New post from missionary Erin Mackenzie

New post from missionary Erin Mackenzie


The New Normal

Posted: 21 Jan 2020 07:05 AM PST

I wasn’t rudely awakened by my bed shaking or window panes rattling last night. If I had anyone to converse with over my Frosted Flakes this morning besides Freddy, I wouldn’t have casually asked if his or her sleep had been interrupted by any seismic activity. Only one of the eight QuakeFeed notifications I’ve gotten today pertained to the Dominican Republic (a 3, 46 mi. away).

Not so for my missionary colleagues and friends in Puerto Rico.

I’m safely back in the Dominican now but continuing to think about and pray for them often. Their new normal includes the earth rumbling periodically, swapping stories with others who may or may not have sensed the most recent vibrations, and the dreaded ping of QuakeFeed. All of it adds up to heightened anxiety levels, structural damage, and the intense work load of post-disaster church planting. And, in reality, it’s too soon to say “post-disaster.” If you read between the lines above, you may have ascertained that there have been seven quakes already today. They don’t seem to be diminishing in magnitude or frequency, and if the history of earthquake swarms is any indication, they may continue for several months to a year.

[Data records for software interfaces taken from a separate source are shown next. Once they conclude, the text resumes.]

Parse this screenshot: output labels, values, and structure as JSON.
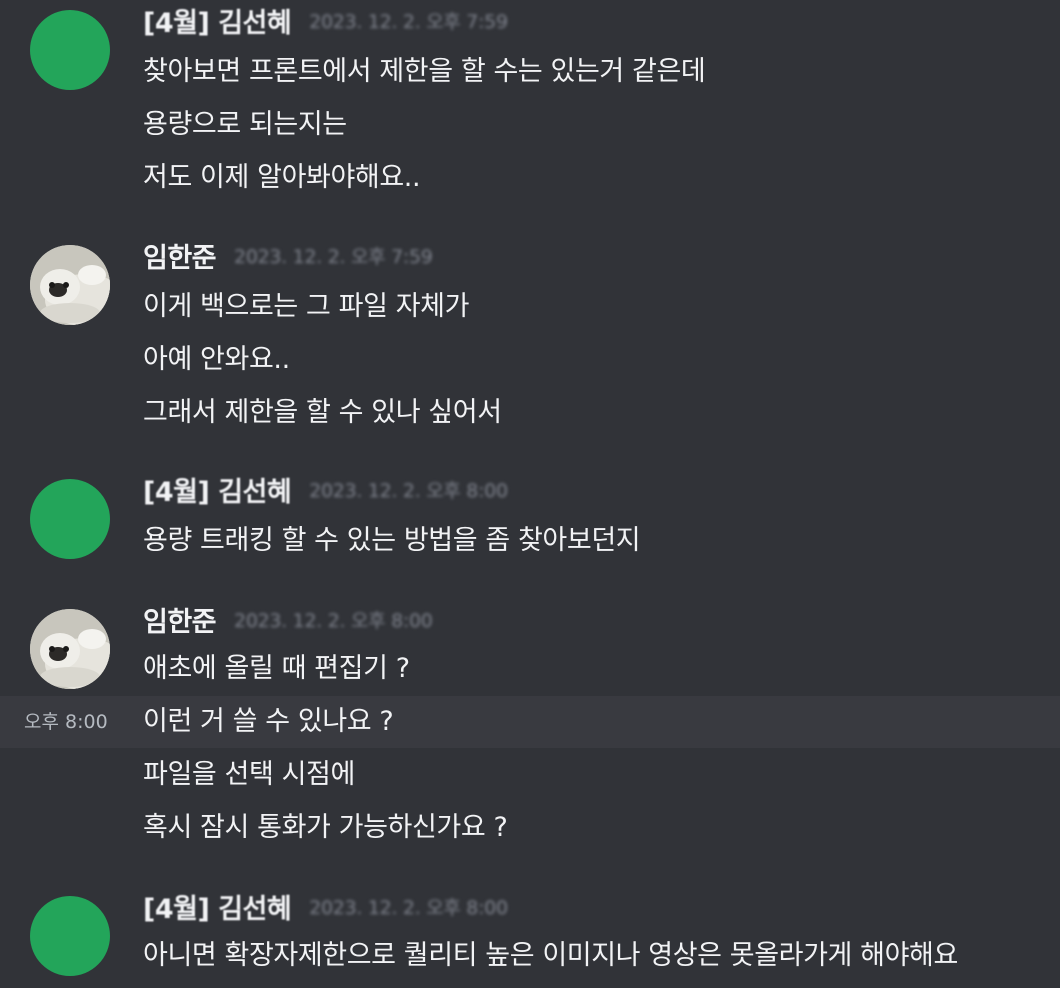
{
  "groups": [
    {
      "author": "[4월] 김선혜",
      "timestamp": "2023. 12. 2. 오후 7:59",
      "avatar": "green-avatar",
      "lines": [
        "찾아보면 프론트에서 제한을 할 수는 있는거 같은데",
        "용량으로 되는지는",
        "저도 이제 알아봐야해요.."
      ]
    },
    {
      "author": "임한준",
      "timestamp": "2023. 12. 2. 오후 7:59",
      "avatar": "photo-avatar",
      "lines": [
        "이게 백으로는 그 파일 자체가",
        "아예 안와요..",
        "그래서 제한을 할 수 있나 싶어서"
      ]
    },
    {
      "author": "[4월] 김선혜",
      "timestamp": "2023. 12. 2. 오후 8:00",
      "avatar": "green-avatar",
      "lines": [
        "용량 트래킹 할 수 있는 방법을 좀 찾아보던지"
      ]
    },
    {
      "author": "임한준",
      "timestamp": "2023. 12. 2. 오후 8:00",
      "avatar": "photo-avatar",
      "lines": [
        "애초에 올릴 때 편집기 ?",
        "이런 거 쓸 수 있나요 ?",
        "파일을 선택 시점에",
        "혹시 잠시 통화가 가능하신가요 ?"
      ],
      "hover_time": "오후 8:00"
    },
    {
      "author": "[4월] 김선혜",
      "timestamp": "2023. 12. 2. 오후 8:00",
      "avatar": "green-avatar",
      "lines": [
        "아니면 확장자제한으로 퀄리티 높은 이미지나 영상은 못올라가게 해야해요"
      ]
    }
  ],
  "colors": {
    "background": "#313338",
    "hover_row": "#393a40",
    "avatar_green": "#23a55a",
    "text": "#f2f3f5",
    "timestamp": "#80848e"
  }
}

I was 100% in my element supporting the Church’s disaster response efforts with six straight days of organizing and cooking. Nonetheless, I was excited to get out a bit over the weekend, as well as worship with my brothers and sisters in Christ in Ponce.

A Saturday afternoon tour of potential temporary worship spaces for Iglesia Luterana Fuente de Vida (while our beef stroganoff supper was in the oven) began with the newly acquired church and Mercy Center property. Option one is a tent in the outdoor area behind the buildings. Looking closely, you can see cracks in the far wall of the worship space, inaugurated the first weekend in December. Aptly, the first sermon was about how churches, much like the donkey on Palm Sunday, are simply a means for carrying Jesus.

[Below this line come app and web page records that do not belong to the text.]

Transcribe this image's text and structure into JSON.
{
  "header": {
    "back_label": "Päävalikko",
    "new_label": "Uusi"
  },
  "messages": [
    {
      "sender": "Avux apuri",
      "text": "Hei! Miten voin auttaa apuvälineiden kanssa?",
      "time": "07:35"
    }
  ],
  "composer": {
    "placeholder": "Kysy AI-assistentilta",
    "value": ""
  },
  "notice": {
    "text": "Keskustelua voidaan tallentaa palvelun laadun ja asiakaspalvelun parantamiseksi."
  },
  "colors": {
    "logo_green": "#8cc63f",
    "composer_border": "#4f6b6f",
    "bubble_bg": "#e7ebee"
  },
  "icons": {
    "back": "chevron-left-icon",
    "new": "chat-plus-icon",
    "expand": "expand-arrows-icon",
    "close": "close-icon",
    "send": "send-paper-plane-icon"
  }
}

A wall that literally flexed when pushed on already had to come down.

The street was crammed with vehicles from people removing their belongings from the apartment building next door. 

Although not yet condemned, I think this angle shows its condition best.

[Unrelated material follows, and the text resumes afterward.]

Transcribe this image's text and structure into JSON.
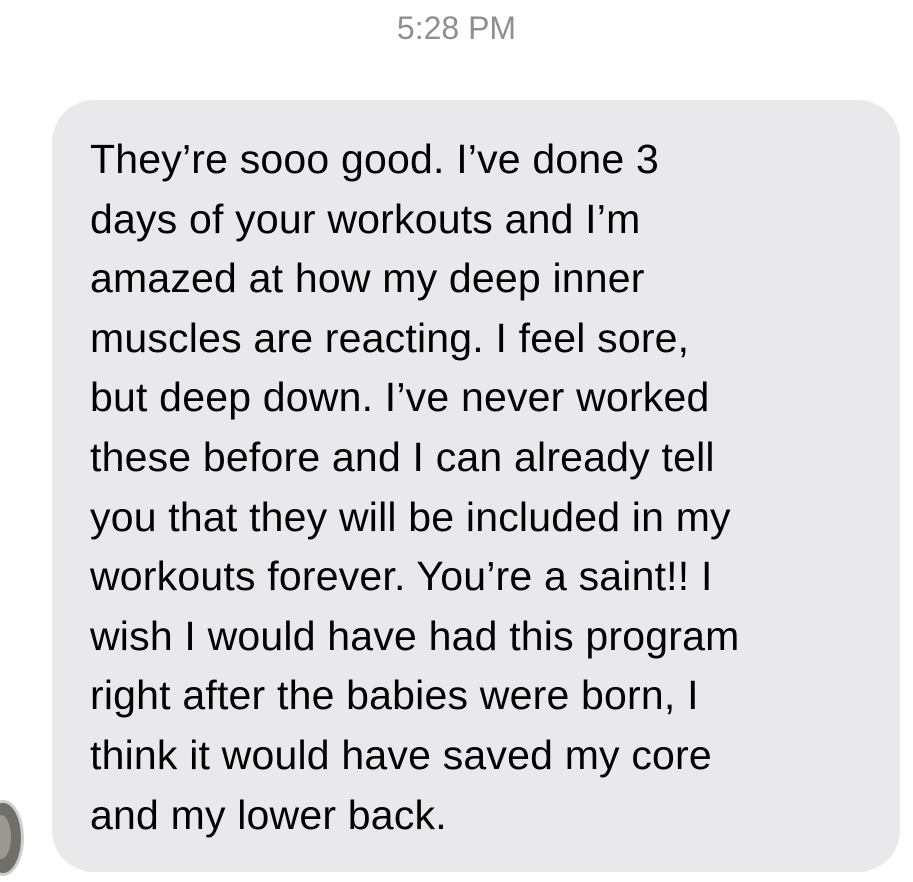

We continued by scoping out the church’s former location. It’d be an emotional blow, but re-upping the lease would be as simple as a phone call. It’s located in one of the hardest hit sectors, though. Nearby Plaza Las Delicias was a ghost town when it normally would have been bustling. 

CAUTION tape roped off the Catholic church. 
Our final stop was a well-known and all-around easily accessible mall. 

This storefront quickly became the front-runner for the missionary team as well as the congregation when put to a vote on Sunday, although predictably, some hiccups have arisen. Pray that God would open the door to a solution by next Sunday…I mean, in His perfect timing. 

Speaking of open doors…the Neuendorfs opened their garage door to the congregation for the 2nd consecutive Sunday. 

Everyone stuck around for a picnic lunch after the service. We had barely cut into the “Bienvenida Stephanie” cake when it was time to pile into vehicles for a house call, though. James had the privilege of baptizing a 9 yr. old girl whose social anxiety prevents her from attending corporate worship, and we all had the privilege of welcoming her into God’s family with ANOTHER cake. 
I and the rest of the second wavers returned to the DR yesterday. Pray that the transition goes smoothly…I labeled every Tupperware container in the refrigerator before I left! All joking aside, one member of the third wave overlapped with us for a day; another, a church planting missionary pastor in Spain, arrives tonight. It shouldn’t be overlooked that the level of regional support we’ve been able to deploy, and quickly, is a testament to the value of sending and equipping missionaries, which couldn’t happen without your prayerful and financial investment. THANK YOU for your part in holding up the prophets’ hands. 
Until next time – St. Louis, I promise! – blessings!